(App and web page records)
= Beginning of Section =

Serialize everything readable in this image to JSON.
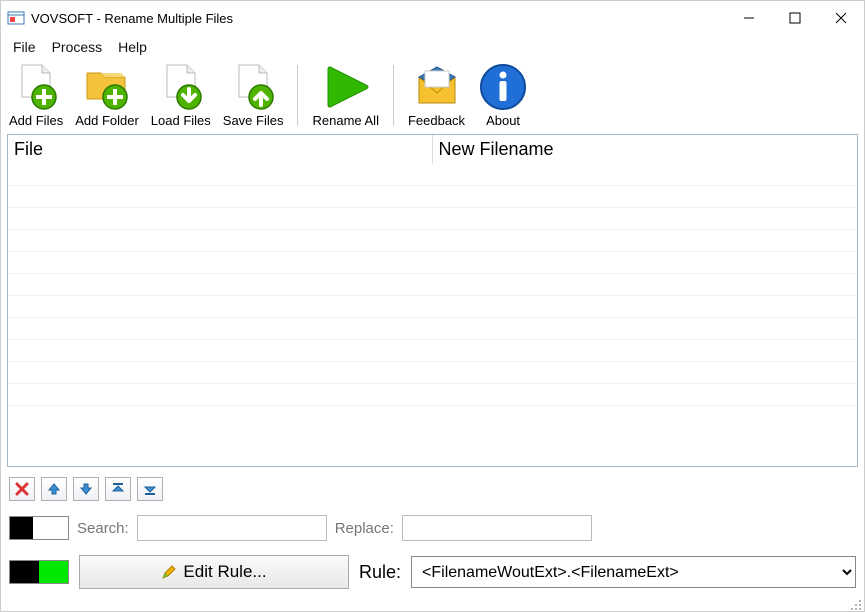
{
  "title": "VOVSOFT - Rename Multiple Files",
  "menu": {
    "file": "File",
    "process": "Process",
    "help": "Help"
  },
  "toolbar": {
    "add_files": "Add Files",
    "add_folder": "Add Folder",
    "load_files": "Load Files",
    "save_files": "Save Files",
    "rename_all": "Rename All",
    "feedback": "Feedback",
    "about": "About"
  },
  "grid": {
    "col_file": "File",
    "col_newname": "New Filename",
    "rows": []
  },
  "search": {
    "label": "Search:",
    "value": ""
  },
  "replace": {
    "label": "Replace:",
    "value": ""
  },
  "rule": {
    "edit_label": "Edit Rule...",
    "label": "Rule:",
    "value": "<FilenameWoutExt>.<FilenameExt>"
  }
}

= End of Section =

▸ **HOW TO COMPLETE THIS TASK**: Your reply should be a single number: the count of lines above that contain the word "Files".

▸ **ANSWER TO THE PROBLEM**: 4